Data under study: Begin
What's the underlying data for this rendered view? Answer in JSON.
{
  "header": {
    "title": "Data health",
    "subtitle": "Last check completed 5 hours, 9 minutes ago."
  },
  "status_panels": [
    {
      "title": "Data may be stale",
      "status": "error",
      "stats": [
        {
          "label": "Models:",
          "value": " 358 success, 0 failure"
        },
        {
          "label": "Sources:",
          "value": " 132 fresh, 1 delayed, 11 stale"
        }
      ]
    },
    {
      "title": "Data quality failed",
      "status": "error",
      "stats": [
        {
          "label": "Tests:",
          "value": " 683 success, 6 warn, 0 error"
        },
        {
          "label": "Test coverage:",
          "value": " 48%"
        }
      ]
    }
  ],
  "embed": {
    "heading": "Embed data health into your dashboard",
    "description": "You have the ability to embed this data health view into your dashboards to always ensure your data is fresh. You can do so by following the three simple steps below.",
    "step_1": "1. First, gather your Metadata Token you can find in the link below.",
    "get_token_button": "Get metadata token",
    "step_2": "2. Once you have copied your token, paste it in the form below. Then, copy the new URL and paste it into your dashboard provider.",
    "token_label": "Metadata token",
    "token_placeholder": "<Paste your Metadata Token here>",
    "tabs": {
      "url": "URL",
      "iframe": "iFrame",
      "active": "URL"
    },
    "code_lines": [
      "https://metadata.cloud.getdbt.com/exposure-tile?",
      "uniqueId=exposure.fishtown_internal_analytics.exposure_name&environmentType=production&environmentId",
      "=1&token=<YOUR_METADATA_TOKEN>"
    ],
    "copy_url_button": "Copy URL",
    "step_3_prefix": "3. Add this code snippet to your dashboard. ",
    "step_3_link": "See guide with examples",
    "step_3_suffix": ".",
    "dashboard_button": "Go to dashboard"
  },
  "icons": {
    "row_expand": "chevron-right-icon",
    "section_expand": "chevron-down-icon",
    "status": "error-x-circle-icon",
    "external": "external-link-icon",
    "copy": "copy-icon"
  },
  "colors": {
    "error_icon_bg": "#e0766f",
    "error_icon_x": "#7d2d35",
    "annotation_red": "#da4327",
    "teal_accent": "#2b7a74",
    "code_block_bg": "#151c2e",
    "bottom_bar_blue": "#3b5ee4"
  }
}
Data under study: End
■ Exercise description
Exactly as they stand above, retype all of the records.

■ Response to the exercise
What's the underlying data for this rendered view? Answer in JSON.
{
  "header": {
    "title": "Data health",
    "subtitle": "Last check completed 5 hours, 9 minutes ago."
  },
  "status_panels": [
    {
      "title": "Data may be stale",
      "status": "error",
      "stats": [
        {
          "label": "Models:",
          "value": " 358 success, 0 failure"
        },
        {
          "label": "Sources:",
          "value": " 132 fresh, 1 delayed, 11 stale"
        }
      ]
    },
    {
      "title": "Data quality failed",
      "status": "error",
      "stats": [
        {
          "label": "Tests:",
          "value": " 683 success, 6 warn, 0 error"
        },
        {
          "label": "Test coverage:",
          "value": " 48%"
        }
      ]
    }
  ],
  "embed": {
    "heading": "Embed data health into your dashboard",
    "description": "You have the ability to embed this data health view into your dashboards to always ensure your data is fresh. You can do so by following the three simple steps below.",
    "step_1": "1. First, gather your Metadata Token you can find in the link below.",
    "get_token_button": "Get metadata token",
    "step_2": "2. Once you have copied your token, paste it in the form below. Then, copy the new URL and paste it into your dashboard provider.",
    "token_label": "Metadata token",
    "token_placeholder": "<Paste your Metadata Token here>",
    "tabs": {
      "url": "URL",
      "iframe": "iFrame",
      "active": "URL"
    },
    "code_lines": [
      "https://metadata.cloud.getdbt.com/exposure-tile?",
      "uniqueId=exposure.fishtown_internal_analytics.exposure_name&environmentType=production&environmentId",
      "=1&token=<YOUR_METADATA_TOKEN>"
    ],
    "copy_url_button": "Copy URL",
    "step_3_prefix": "3. Add this code snippet to your dashboard. ",
    "step_3_link": "See guide with examples",
    "step_3_suffix": ".",
    "dashboard_button": "Go to dashboard"
  },
  "icons": {
    "row_expand": "chevron-right-icon",
    "section_expand": "chevron-down-icon",
    "status": "error-x-circle-icon",
    "external": "external-link-icon",
    "copy": "copy-icon"
  },
  "colors": {
    "error_icon_bg": "#e0766f",
    "error_icon_x": "#7d2d35",
    "annotation_red": "#da4327",
    "teal_accent": "#2b7a74",
    "code_block_bg": "#151c2e",
    "bottom_bar_blue": "#3b5ee4"
  }
}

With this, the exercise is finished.